The Corps’ insistence on taking the blame is admirable, considering they could have pointed fingers, too.
How to Work for the Army Corps of Engineers
The Army Corps of Engineers is a giant organization, employing 37,000 civilians and more than 550 soldiers. If you care about the environment or have an interest in engineering or environmental science, it’s a great place to work. A bonus is you don’t have to be enlisted in the military to work in the U.S. Army Corps of Engineers.
Many positions in the Corps are for civilians, and the federal agency offers excellent benefits, competitive salaries, a wide range of exciting and challenging jobs, and opportunities for advancement. The Corps has positions for accountants, lawyers, carpenters, and archaeologists. A review of its website shows the agency has about 120 different job titles available.
Some engineering-specific jobs at the Army Corps of Engineers include civil, mechanical, and electrical engineers; construction control reps; lock and damn operators; and survey technicians. There are also plenty of desk jobs for those who aren’t into manual labor, but remember that most positions at the Corps are designed for people who like to work outdoors.
Employees at the Corps say they love working there for many reasons, including working with natural resources, the ability to hike or maintain hiking trails, helping people after natural disasters, and preserving rivers and waterways. Working at the Corps of Engineers, even with an office job, means doing a lot of work on infrastructure projects and helping the environment.
The Army Corps of Engineers also offers special hiring initiatives for students and recent college grads. The Corps has internship programs that sometimes can lead to permanent positions. The Student Temporary Employment Program (STEP) gives students part-time or full-time job opportunities during the school year or summer break.
The Student Career Experience Program (SCEP) is another initiative that offers students educational opportunities related to their college majors and could also lead to a permanent position.
Keeping America Running
The Army Corps of Engineers is a massive federal agency with a rich history and plays a vital role in American military and government operations. A summary of facts and figures provided by the Corps of Engineers highlights its vast role in American life, including:
- Working in more than 90 countries
- Supporting more than 159 Army installations and 91 Air Force installations, and
- Restoring, creating, and enhancing approximately 38,700 acres of wetlands.
Working for the Corps of Engineers is an excellent opportunity for many Americans, and you don’t have to be an enlisted military member to get a job with the agency. In addition to all the Corps does, it has two large research organizations that provide science, technology, and engineering expertise on topics like dam safety systems, cold-regions engineering, earthquake engineering, and high-performance computing and information technology.

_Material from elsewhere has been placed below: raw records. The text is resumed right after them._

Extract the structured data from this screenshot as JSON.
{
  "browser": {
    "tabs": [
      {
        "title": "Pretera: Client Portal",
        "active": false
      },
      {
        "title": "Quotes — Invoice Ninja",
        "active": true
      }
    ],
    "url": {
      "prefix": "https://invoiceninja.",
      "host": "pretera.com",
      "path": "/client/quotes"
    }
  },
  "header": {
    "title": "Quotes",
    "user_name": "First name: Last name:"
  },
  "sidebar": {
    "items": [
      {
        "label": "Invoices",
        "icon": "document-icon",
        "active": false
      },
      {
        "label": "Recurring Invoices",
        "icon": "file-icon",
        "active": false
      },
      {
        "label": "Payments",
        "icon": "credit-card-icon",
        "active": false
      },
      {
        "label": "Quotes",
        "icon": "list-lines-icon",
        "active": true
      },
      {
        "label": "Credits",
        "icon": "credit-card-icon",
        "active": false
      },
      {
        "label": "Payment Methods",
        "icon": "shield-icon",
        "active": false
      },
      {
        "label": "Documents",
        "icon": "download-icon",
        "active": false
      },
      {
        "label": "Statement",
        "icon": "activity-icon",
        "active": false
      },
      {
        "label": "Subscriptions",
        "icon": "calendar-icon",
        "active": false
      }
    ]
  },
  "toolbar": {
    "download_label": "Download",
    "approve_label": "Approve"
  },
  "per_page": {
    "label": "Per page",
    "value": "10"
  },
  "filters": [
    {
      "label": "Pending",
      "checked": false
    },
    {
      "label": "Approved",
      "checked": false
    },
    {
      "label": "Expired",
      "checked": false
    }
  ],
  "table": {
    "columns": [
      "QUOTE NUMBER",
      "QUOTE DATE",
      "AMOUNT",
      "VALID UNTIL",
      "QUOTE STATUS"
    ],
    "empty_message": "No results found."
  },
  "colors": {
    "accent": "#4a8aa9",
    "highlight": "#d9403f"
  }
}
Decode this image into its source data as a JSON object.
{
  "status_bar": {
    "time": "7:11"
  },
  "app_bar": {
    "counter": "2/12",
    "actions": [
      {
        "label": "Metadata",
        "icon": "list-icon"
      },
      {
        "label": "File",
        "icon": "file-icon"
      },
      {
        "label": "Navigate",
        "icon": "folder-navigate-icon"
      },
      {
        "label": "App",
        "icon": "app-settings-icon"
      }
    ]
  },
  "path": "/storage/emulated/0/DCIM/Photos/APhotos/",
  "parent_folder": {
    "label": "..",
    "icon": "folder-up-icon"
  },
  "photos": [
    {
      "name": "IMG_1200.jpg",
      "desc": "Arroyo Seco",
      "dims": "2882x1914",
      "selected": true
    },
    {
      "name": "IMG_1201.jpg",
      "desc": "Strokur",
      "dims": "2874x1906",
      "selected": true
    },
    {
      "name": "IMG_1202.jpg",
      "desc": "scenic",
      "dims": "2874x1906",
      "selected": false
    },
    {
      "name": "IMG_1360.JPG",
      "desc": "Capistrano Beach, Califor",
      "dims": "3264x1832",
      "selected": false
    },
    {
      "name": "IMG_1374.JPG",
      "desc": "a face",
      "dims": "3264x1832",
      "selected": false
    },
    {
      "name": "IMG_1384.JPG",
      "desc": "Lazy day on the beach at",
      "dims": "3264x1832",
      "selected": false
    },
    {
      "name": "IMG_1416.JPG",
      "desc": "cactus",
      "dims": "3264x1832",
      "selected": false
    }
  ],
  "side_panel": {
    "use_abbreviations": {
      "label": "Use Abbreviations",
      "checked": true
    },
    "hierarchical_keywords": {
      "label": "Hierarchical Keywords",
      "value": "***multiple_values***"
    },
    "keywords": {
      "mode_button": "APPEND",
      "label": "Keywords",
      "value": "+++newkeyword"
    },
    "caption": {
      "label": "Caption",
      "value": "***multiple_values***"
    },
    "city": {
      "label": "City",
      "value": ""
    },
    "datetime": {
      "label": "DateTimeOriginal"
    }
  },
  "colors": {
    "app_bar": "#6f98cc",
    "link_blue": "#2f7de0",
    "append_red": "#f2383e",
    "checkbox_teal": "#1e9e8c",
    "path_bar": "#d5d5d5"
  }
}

Not many folks know much about the Corps of Engineers, but once you start learning more, it seems like there’s nothing the agency doesn’t do. The skill set of the thousands of employees at the Corps build and maintain the backbone of America’s infrastructure and keep the country running.
Stay tuned to Empire Resume’s blog for more helpful insights on the U.S. military and military to civilian resumes and transitioning into the civilian workforce, including articles like Veteran Recruiting, How to Prepare for a Civilian Interview, and Creating a Veteran LinkedIn.